When the pair talk pickling and preserving, it’s about reviving a dying art. But, judging by the proliferation of similar food shops, competition is a more imminent threat than extinction. Wandering the market or any of the city’s many foodie strips, it’s hard to believe made-in-Toronto food once meant Maple Leaf bologna and Weston’s sliced bread. We’re a city spoiled with fresh, healthy, delicious food, and the creative people who make it—by hand.
Sanagan’s Meat Locker
176 Baldwin St., 416-593-9747
Peter Sanagan (above) opened his first sustainable butcher shop in 2009 in a closet-sized space. The place was so popular that, in 2012, he moved his team of meat-loving hipsters (the staff sport toques and cleaver-emblazoned Ts) a few doors west into the 5,000-square-foot deli where European Quality Meats and Sausages had operated for 50 years.
Thomas Lavers Cannery and Delicatessen
193 Baldwin St., 647-351-1959
Last December, Bryan Lavers (left), a former cook at Grace, partnered with Tye Thomas, who owns Ronnie’s Local 069 on Nassau, to open an old-school deli. The room is modelled on black and white photos of classic New York bars, and Lavers cures his own meats, cans things like wild blueberry jam and dill pickles in the summer, and hand-cranks fresh pasta daily for the after-work crowd.
206 Baldwin St., 647-925-1835
Kensington’s fishmonger row lacked a sustainable, ethical, ultra-virtuous option until last October, when Dan and Kristin Donovan, owners of Hooked in Leslieville, opened another location in the tiny space left behind by the original Sanagan’s. The fish is pristine and pricey, the pickles house-made.
240 Augusta Ave., 647-748-4488
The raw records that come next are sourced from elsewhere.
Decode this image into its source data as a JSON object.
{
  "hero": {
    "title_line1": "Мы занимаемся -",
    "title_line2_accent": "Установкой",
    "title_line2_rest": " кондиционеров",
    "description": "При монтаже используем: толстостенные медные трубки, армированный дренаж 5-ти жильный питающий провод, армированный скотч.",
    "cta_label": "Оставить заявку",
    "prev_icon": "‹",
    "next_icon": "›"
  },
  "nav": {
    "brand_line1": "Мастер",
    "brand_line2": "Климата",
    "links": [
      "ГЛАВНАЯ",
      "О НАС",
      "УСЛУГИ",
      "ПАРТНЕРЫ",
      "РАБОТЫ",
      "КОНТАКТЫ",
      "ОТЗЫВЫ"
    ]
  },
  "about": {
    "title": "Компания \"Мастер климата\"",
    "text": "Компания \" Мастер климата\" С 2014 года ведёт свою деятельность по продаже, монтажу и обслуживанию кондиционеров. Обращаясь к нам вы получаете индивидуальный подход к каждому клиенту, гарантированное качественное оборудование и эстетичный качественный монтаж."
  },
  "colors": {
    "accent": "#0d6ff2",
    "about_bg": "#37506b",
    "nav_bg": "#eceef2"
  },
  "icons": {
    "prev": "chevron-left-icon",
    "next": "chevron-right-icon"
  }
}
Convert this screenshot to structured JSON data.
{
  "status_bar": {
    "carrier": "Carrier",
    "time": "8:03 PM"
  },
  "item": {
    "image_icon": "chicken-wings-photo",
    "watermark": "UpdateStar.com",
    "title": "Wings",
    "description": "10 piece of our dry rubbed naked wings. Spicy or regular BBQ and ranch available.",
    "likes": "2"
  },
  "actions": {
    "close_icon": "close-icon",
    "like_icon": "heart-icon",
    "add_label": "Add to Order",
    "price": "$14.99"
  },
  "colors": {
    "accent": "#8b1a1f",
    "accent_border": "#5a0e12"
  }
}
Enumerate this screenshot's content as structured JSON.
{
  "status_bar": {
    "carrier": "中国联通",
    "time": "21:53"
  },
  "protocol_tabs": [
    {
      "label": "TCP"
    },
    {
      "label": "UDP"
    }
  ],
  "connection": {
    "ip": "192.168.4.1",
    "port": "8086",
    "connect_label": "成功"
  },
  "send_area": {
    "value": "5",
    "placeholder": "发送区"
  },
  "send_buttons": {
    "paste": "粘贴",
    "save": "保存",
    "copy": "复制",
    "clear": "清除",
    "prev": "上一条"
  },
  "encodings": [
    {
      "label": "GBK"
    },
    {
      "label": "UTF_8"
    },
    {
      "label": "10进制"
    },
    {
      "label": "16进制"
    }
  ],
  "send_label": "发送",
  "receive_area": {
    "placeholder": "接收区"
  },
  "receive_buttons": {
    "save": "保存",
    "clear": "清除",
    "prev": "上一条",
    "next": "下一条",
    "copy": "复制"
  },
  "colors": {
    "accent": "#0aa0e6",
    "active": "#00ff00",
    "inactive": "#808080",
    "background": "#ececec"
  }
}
In January, Roberto Iglicki and Juan Hernandez, a pair of Venezuelan expats, opened a Montreal-style bagel shop scattered with nods to Kensington’s history as Toronto’s Jewish market. When installing a 20,000-pound wood-burning oven (manned by baker Khuram Shahzad) they discovered the space once housed a clothing factory—its signage (right) buried behind layers of drywall.